In mobile social groups, influence patterns driving group movement can vary between democratic and despotic. The arrival at any single pattern of influence is thought to be underpinned by both environmental factors and group composition. To identify the specific patterns of influence driving travel decision-making in a chacma baboon troop, we used spatially explicit data to extract patterns of individual movement bias. We scaled these estimates of individual-level bias to the level of the group by constructing an influence network and assessing its emergent structural properties. Our results indicate that there is heterogeneity in movement bias: individual animals respond consistently to particular group members, and higher-ranking animals are more likely to influence the movement of others. This heterogeneity resulted in a group-level network structure that consisted of a single core and two outer shells. Here, the presence of a core suggests thatasetofhighlyinterdependentanimalsdroveroutinegroup movements. These results suggest that heterogeneity at the individual level can lead to group-level influence structures, and that movement patterns in mobile social groups can add to the exploration of both how these structures develop (i.e. mechanistic aspects) and what consequences they have for individual- and group-level outcomes (i.e. functional aspects).
Sherpa Romeo green journal. Open access article. Creative Commons Attribution 4.0 International LIcense (CC BY 4.0) applies.
Movement ecology , Leadership , Network core , Attraction-repulsion models , Moving baboon troops , Movement decisions , Mobile baboon troops
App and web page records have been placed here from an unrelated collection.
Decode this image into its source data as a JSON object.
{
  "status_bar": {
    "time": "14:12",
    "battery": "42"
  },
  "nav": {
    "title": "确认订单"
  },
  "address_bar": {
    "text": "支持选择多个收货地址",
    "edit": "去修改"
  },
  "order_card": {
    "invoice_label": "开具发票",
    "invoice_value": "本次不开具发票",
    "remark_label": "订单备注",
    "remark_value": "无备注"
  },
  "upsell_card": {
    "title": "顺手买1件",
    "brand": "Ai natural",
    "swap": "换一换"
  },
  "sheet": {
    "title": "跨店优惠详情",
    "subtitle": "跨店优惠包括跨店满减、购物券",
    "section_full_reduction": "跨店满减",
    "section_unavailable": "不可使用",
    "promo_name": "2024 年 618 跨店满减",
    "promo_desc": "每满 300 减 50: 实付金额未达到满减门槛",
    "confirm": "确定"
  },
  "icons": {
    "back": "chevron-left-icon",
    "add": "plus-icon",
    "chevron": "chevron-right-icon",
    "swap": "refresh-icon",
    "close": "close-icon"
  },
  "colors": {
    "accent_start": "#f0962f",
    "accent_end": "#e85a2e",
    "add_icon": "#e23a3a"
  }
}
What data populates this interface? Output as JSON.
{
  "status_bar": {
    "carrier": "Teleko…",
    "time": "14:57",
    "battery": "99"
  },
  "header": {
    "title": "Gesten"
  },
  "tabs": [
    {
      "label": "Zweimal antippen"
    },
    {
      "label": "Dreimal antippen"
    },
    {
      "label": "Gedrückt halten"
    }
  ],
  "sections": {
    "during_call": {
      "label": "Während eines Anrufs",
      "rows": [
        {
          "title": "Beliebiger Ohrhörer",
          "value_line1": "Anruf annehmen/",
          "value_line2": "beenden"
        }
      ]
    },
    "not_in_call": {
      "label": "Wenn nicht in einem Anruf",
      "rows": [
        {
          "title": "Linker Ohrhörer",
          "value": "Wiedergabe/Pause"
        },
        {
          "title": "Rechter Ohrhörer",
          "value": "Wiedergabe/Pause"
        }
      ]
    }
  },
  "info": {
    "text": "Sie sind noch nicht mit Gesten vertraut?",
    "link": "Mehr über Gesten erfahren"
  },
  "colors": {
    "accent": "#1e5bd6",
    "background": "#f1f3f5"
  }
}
Bonnell, T. R., Clarke, P. M., Henzi, S. P., & Barrett, L. (2017). Individual-level movement bias leads to the formation of higher-order social structure in a mobile group of baboons. Royal Society Open Science, 4(7), 170148.